New hires have even more restrictions, having to pay a greater portion of the tuition before they are here 10 years, because the full tuition remission is not in effect until you have been working for 10 years. Before then you have to pay 1/4 of the tuition. (It used to be full tuition after 5 years.) That amount of money is even higher than what it costs to attend a state university, so why bother?
Most faculty and administrators don’t seem bothered by that since they can afford to send their kids to school elsewhere,the tuition remission thing is just something they will occasionally use for their own benefit. But for many – or should I say MOST staff people they count on that tuition remission.
On what UM now pays it’s not a living wage, it’s a subsistance wage for many. (just my humble opinion)
For students, it may not even be if we don’t want to cross the line or not, it’s that we don’t have a choice. Or I guess, we do have a choice and that choice would be to violate our class attendance policies if professors don’t choose off-campus locations for our classes. We would be committing GPA hari-kari with the knowledge many of our classmates would cheer not only the union-breaking stance, but also their future jump in class rank. A Pyrrhic victory at best. But, since the strike date hasn’t been set (or has it?) this may give sympathetic professors and students the time to set up alternate arrangements.
Aaron – I saw a flyer at the on-campus starbucks advertising a strike for this Friday, March 3.
Our janitors went on strike.
Why do some staff get paid the full 8 hours work while others get pay 7.75 for the day? Why the inconsistant? Why can they just pay the full 8 hrs?
Regarding the strike, i support it and i wish the janitorial workers the best of luck. Why do some janitorial personel make more money at the main campus while the workers at the medical campus get chunk change? (6.41Hrs) Its disgusting and hyprocritical of the university of miami to say (shala) that this is between the unicco and the union, which we know is not true. The university of miami has the will power and influence to push unicco to pay its workers better and provide medical benefits. I am pretty sure the university of miami is going to start looking for some other Janitorial company if the situation gets nasty.
Of course, its all business and politics to keep profits up and the cost down. Its good business.
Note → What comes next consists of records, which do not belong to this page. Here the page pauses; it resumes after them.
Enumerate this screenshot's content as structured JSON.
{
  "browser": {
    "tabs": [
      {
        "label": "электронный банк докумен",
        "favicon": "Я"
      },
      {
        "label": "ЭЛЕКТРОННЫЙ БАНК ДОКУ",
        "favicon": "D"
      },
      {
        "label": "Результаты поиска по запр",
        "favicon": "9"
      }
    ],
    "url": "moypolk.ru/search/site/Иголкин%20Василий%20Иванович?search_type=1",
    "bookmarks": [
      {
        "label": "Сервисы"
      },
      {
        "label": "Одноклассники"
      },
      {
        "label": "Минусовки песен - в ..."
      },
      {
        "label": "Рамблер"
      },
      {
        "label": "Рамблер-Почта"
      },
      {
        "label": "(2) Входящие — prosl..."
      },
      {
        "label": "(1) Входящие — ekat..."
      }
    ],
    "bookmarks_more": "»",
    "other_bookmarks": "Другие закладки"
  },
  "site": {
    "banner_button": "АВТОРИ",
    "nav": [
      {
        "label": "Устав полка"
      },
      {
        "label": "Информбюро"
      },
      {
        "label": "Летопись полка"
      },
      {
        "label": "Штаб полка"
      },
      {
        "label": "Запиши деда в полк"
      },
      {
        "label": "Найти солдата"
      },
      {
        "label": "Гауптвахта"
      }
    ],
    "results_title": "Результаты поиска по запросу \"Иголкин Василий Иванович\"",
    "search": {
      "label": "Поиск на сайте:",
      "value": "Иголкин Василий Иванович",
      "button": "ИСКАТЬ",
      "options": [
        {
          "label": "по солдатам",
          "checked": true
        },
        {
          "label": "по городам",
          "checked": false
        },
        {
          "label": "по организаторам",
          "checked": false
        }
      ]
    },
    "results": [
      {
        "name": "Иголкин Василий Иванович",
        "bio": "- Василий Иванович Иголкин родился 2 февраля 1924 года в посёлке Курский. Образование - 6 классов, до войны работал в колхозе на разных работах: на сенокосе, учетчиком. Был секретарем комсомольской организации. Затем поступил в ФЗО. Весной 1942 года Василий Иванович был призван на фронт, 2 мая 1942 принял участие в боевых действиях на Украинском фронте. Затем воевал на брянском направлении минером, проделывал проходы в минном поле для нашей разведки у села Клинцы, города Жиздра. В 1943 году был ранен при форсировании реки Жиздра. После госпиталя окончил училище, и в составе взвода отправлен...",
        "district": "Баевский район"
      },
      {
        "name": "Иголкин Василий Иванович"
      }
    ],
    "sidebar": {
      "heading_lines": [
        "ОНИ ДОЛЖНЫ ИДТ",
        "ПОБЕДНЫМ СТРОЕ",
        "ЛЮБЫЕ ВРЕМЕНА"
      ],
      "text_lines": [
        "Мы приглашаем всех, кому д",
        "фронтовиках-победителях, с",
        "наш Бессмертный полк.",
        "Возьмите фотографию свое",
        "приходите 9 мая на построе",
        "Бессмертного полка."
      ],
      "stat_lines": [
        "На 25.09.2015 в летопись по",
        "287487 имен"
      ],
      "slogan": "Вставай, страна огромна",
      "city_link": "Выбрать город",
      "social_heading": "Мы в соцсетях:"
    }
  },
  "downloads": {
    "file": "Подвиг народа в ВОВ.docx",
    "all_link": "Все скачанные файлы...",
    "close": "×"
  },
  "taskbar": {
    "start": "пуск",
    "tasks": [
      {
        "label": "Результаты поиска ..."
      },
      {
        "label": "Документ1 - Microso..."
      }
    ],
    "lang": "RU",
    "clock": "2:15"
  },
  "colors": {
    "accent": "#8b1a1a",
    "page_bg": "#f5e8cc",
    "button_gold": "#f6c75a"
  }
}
Is it unethical?
Pay low to keep profits up.
I wonder what happend to all the money that the University of Miami is collecting? Why not invest on your employees, which are the heart and soul of the organization. That’s a thought for the committee and president shala.